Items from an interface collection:
::::

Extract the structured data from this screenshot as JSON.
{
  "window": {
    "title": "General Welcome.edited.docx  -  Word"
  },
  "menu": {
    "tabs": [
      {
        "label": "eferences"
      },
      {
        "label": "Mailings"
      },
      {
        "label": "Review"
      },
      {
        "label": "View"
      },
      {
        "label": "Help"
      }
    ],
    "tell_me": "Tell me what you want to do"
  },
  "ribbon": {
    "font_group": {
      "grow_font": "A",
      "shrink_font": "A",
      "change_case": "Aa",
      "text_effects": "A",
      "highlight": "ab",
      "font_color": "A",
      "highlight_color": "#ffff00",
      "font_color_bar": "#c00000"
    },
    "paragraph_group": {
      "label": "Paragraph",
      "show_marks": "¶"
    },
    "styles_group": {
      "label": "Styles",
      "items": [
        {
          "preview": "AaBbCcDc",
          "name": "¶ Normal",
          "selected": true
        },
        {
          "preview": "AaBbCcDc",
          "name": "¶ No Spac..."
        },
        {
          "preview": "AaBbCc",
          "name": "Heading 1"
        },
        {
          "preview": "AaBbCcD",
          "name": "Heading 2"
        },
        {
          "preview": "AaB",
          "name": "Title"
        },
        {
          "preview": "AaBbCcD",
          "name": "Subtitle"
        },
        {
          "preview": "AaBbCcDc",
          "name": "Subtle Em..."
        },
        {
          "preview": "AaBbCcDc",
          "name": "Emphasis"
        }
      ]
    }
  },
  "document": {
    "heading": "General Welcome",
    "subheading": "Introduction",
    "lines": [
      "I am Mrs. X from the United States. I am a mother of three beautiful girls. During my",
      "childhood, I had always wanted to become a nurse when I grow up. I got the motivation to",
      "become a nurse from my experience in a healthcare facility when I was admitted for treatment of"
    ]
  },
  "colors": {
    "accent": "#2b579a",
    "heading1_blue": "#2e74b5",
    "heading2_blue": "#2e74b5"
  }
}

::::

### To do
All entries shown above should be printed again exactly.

### Task output
Extract the structured data from this screenshot as JSON.
{
  "window": {
    "title": "General Welcome.edited.docx  -  Word"
  },
  "menu": {
    "tabs": [
      {
        "label": "eferences"
      },
      {
        "label": "Mailings"
      },
      {
        "label": "Review"
      },
      {
        "label": "View"
      },
      {
        "label": "Help"
      }
    ],
    "tell_me": "Tell me what you want to do"
  },
  "ribbon": {
    "font_group": {
      "grow_font": "A",
      "shrink_font": "A",
      "change_case": "Aa",
      "text_effects": "A",
      "highlight": "ab",
      "font_color": "A",
      "highlight_color": "#ffff00",
      "font_color_bar": "#c00000"
    },
    "paragraph_group": {
      "label": "Paragraph",
      "show_marks": "¶"
    },
    "styles_group": {
      "label": "Styles",
      "items": [
        {
          "preview": "AaBbCcDc",
          "name": "¶ Normal",
          "selected": true
        },
        {
          "preview": "AaBbCcDc",
          "name": "¶ No Spac..."
        },
        {
          "preview": "AaBbCc",
          "name": "Heading 1"
        },
        {
          "preview": "AaBbCcD",
          "name": "Heading 2"
        },
        {
          "preview": "AaB",
          "name": "Title"
        },
        {
          "preview": "AaBbCcD",
          "name": "Subtitle"
        },
        {
          "preview": "AaBbCcDc",
          "name": "Subtle Em..."
        },
        {
          "preview": "AaBbCcDc",
          "name": "Emphasis"
        }
      ]
    }
  },
  "document": {
    "heading": "General Welcome",
    "subheading": "Introduction",
    "lines": [
      "I am Mrs. X from the United States. I am a mother of three beautiful girls. During my",
      "childhood, I had always wanted to become a nurse when I grow up. I got the motivation to",
      "become a nurse from my experience in a healthcare facility when I was admitted for treatment of"
    ]
  },
  "colors": {
    "accent": "#2b579a",
    "heading1_blue": "#2e74b5",
    "heading2_blue": "#2e74b5"
  }
}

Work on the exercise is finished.